[rape mention, suicide mention]
This review has been a long time coming, a long time, but I remembered I said I was going to read the entire Valdemar series to date and it’s time to get back into it, I feel.
Since the events of the second book, Talia has completed her year of fieldwork and returns to Haven as the Queen’s Own Herald in earnest, but she returns to a court beset by intrigue, and soon finds herself caught up in managing the kingdom’s problems, just as she’s about to unmask the force behind the plots, however, the Queen sends her on a diplomatic mission to investigate the worth of a marriage proposal from the prince of a neighbouring kingdom.

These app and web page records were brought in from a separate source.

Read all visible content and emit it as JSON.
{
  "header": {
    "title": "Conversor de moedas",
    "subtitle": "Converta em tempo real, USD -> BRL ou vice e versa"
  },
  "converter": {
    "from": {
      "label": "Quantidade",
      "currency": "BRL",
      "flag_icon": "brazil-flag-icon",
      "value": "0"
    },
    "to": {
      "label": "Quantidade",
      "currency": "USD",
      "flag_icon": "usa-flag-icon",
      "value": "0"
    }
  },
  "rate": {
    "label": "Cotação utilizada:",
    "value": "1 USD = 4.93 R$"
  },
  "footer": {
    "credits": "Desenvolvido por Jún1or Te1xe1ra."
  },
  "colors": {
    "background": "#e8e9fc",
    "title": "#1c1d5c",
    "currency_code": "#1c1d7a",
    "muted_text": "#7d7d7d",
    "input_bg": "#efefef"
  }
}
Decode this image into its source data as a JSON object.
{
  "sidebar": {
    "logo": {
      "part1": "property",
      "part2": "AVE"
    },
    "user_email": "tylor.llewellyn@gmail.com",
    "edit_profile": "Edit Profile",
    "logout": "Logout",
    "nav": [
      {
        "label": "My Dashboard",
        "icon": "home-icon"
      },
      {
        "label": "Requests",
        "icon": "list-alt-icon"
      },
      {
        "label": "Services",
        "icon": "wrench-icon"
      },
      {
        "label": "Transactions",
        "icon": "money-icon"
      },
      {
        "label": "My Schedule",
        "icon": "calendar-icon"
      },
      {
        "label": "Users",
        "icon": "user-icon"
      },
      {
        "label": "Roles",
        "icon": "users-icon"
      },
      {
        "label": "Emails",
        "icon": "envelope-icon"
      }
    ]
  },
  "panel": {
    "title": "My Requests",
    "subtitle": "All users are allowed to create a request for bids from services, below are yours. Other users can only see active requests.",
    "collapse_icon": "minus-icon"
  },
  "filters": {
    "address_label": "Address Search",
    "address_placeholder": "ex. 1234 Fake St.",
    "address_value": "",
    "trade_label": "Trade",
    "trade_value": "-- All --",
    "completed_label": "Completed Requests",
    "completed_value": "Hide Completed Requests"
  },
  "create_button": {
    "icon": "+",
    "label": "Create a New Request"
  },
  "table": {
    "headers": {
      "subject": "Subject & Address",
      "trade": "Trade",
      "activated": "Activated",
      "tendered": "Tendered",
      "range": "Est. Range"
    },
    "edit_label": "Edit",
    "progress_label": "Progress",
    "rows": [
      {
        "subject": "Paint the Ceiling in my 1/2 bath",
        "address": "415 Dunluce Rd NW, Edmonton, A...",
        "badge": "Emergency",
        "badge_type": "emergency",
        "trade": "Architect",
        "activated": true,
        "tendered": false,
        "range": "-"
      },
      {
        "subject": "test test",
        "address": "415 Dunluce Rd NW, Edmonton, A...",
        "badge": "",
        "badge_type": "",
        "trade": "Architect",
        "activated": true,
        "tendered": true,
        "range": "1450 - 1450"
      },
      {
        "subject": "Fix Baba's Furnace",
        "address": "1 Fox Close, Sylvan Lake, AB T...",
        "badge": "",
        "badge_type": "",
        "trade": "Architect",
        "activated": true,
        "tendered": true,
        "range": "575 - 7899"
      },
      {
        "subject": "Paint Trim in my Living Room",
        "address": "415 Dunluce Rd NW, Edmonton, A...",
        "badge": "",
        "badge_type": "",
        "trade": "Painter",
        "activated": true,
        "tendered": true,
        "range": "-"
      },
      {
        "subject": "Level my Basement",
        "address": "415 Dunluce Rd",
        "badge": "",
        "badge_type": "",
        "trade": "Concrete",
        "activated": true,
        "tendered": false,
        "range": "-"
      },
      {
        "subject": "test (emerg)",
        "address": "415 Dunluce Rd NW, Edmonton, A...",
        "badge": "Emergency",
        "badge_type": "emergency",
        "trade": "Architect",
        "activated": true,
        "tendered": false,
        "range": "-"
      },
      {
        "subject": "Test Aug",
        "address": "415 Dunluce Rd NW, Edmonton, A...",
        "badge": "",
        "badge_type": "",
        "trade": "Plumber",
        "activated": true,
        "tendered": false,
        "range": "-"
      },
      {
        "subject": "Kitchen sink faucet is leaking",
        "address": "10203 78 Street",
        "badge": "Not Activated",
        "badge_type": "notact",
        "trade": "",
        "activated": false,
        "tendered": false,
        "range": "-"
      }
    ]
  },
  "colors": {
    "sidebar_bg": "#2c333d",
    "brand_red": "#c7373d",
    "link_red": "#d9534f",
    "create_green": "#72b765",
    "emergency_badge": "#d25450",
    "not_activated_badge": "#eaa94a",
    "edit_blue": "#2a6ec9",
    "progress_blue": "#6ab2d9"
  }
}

If I had to summarize my feelings on the final book in the original Heralds of Valdemar trilogy, “better than the second book” comes to mind, and, let’s face it, most of the second book is too people snowed in in a cabin
having important character development happen working out their issues, so almost anything is going to top that, even a bunch of grown adults who would have fewer relationship problems if they just talked things out. As a bit of an aside, do you know how many headaches characters could avoid if they just talked things out? A lot, a lot of headaches, but as usual, if they just talked things out there would be no plot. In this case, we have people angry at each other for no reason and an Incredibly Obvious Villain who does basically nothing until the last third of the book.
I found myself agreeing with other reviewers that this is supposed to be the book where Talia comes into her own as Queen’s Herald, and instead we get “Talia is Very Busy and refuses to talk things out with the men closest to her”, everyone is miserable, and the book goes on like this until the Queen is like “Oh shit, better resolve this marriage proposal thing” and this is when Stuff finally happens.
Unfortunately, Lackey’s habit of torturing her characters returns in time for the finale of this trilogy, as, yes, Talia is tortured and raped by the baddies (you know, because they’re evil) and attempts suicide. Yay. From now on I’m going to just accept that this is a Thing that happens and roll with it.
I hate to be that person who says “it gets better” to anyone picking up this trilogy (or this series) for the first time, but I much prefer The Last Herald-Mage to this trilogy. It has a bit more going on (even though the first book’s villain made me laugh), the pacing is better. Chapter Eight is still burned into my memory. I will say that Arrows of the Queen was a great start to the series, it just didn’t last IMHO. I don’t hate it enough that I want to quit entirely, though.
Since I already read and reviewed The Last Herald-Mage, I’ll be reading Vows and Honor next (even though Oathblood was published years later).